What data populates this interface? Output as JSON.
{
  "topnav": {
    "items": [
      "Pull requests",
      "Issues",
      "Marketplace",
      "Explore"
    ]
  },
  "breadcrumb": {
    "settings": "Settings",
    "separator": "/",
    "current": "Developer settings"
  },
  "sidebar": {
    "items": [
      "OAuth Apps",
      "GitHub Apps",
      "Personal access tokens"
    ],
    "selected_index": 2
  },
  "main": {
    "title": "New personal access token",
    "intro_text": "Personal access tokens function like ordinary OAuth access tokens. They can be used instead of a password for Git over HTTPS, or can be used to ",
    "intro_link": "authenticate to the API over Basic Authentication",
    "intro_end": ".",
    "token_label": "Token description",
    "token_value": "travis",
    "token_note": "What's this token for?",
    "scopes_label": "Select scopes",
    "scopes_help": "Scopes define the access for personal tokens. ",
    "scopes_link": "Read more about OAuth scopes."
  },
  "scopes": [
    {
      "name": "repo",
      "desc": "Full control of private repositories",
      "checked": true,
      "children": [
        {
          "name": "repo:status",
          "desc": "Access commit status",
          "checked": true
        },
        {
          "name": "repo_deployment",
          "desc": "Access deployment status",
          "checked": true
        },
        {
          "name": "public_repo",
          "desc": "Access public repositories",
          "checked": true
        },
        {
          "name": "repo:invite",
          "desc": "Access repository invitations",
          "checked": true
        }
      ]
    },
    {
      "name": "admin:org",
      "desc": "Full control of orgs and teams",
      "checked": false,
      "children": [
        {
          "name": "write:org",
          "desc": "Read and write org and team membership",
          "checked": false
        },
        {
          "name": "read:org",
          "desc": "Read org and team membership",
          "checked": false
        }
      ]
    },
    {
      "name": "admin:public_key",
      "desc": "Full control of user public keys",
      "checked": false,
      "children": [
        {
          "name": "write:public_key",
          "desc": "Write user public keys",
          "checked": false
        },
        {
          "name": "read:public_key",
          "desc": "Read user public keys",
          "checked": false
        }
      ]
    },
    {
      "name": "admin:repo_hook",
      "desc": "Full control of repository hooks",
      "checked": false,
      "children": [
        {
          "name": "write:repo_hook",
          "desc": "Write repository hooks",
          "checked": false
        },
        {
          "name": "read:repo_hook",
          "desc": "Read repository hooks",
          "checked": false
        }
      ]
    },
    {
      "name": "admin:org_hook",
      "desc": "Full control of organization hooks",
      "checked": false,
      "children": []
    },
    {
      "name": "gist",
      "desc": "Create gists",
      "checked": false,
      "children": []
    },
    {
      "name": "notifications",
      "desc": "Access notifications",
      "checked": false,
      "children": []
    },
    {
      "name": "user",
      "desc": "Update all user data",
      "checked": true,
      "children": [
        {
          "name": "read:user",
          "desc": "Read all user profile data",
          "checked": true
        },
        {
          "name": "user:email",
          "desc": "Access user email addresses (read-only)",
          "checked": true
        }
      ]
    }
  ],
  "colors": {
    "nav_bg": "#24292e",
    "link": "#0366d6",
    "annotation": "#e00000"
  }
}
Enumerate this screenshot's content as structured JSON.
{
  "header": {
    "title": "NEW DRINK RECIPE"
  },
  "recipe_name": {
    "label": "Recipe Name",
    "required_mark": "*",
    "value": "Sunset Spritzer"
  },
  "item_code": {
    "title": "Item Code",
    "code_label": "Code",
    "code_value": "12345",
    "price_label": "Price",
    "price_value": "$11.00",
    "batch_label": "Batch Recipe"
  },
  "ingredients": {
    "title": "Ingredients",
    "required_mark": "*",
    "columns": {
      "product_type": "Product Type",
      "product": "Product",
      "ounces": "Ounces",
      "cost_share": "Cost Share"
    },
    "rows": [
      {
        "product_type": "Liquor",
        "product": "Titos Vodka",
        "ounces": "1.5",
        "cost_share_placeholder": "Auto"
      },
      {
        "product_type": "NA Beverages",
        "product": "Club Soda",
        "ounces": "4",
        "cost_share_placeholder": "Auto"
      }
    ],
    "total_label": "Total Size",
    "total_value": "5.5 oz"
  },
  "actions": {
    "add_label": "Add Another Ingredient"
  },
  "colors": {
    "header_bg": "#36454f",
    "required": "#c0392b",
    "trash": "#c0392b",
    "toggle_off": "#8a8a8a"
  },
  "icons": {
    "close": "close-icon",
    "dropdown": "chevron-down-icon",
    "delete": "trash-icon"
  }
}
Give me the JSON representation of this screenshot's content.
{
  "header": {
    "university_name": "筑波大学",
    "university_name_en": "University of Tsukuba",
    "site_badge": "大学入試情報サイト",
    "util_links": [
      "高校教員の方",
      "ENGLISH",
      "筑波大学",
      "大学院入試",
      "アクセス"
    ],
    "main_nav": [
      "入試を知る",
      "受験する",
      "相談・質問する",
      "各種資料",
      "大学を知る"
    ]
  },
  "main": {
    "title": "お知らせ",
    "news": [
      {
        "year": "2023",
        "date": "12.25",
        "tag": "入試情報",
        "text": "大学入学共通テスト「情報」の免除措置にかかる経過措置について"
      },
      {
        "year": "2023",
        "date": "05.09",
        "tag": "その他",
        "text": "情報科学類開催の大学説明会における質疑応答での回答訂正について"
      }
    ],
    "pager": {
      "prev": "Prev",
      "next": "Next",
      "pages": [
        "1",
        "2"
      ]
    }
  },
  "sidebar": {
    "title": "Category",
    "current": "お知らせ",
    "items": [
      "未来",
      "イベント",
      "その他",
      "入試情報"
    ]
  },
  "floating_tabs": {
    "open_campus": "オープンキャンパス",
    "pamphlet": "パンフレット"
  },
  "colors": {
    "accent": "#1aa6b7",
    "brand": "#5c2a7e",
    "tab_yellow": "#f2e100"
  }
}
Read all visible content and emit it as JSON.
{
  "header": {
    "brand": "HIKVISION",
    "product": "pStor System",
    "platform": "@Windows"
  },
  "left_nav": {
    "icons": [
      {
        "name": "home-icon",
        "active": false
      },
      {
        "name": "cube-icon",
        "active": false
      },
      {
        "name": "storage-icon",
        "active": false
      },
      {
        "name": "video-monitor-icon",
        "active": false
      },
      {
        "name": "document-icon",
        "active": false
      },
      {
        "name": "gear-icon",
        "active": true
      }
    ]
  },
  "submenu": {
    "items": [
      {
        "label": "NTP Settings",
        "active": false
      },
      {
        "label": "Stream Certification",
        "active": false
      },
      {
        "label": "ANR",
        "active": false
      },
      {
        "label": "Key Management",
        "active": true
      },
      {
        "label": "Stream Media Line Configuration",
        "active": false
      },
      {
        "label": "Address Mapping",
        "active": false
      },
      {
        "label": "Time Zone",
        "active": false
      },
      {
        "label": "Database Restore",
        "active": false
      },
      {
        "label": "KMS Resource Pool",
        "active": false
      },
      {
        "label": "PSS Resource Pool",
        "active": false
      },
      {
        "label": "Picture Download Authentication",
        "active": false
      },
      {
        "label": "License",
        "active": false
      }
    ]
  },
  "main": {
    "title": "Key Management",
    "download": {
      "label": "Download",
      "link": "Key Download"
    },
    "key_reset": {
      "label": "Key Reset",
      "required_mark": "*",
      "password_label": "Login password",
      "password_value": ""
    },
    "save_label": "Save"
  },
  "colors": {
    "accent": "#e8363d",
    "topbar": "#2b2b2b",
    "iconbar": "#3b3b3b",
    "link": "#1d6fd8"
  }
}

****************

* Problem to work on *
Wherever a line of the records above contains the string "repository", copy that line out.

* Answer space *
          "desc": "Access repository invitations",
      "desc": "Full control of repository hooks",
          "desc": "Write repository hooks",
          "desc": "Read repository hooks",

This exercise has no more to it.